MATERIALS PROVIDED —
---------------
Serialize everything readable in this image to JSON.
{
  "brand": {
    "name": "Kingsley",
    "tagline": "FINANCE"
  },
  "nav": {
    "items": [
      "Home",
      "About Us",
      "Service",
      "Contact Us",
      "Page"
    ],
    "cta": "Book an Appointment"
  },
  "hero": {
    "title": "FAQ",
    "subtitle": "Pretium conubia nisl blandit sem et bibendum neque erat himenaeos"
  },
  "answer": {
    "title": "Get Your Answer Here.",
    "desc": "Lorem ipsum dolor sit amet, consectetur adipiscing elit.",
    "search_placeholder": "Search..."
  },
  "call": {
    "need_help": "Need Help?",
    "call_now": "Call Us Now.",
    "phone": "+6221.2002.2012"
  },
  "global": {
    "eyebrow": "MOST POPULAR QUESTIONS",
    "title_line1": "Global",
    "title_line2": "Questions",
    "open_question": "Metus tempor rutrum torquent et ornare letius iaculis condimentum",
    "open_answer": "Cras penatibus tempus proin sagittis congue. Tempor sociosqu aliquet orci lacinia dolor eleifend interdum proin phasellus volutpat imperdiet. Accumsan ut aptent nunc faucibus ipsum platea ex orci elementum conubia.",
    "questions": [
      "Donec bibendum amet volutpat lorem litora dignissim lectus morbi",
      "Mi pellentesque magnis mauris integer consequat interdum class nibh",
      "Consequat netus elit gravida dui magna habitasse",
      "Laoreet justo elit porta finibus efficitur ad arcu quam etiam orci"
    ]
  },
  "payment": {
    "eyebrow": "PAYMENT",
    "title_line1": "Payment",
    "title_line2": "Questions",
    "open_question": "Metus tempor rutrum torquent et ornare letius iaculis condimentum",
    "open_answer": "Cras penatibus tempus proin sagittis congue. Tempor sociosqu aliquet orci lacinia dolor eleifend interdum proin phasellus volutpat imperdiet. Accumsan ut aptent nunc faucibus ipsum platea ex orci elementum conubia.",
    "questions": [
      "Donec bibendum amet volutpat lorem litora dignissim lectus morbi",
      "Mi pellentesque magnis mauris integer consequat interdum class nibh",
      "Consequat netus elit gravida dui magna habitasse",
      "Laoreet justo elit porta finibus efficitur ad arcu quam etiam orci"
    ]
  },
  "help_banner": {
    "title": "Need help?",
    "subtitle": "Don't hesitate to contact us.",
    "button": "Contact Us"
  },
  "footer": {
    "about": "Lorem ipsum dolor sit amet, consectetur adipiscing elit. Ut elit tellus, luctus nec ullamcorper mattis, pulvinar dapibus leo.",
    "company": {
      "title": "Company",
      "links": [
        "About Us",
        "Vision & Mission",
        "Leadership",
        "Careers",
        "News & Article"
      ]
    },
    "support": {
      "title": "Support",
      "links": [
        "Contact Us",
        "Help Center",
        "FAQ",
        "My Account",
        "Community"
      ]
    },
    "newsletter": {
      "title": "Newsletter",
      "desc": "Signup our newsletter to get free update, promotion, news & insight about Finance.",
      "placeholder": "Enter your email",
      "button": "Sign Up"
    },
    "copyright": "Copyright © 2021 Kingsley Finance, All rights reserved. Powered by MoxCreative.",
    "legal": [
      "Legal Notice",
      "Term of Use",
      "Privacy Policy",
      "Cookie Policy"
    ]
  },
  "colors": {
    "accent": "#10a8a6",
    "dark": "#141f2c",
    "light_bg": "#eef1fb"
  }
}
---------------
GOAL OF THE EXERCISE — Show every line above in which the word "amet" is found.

WRITTEN SOLUTION —
    "desc": "Lorem ipsum dolor sit amet, consectetur adipiscing elit.",
      "Donec bibendum amet volutpat lorem litora dignissim lectus morbi",
      "Donec bibendum amet volutpat lorem litora dignissim lectus morbi",
    "about": "Lorem ipsum dolor sit amet, consectetur adipiscing elit. Ut elit tellus, luctus nec ullamcorper mattis, pulvinar dapibus leo.",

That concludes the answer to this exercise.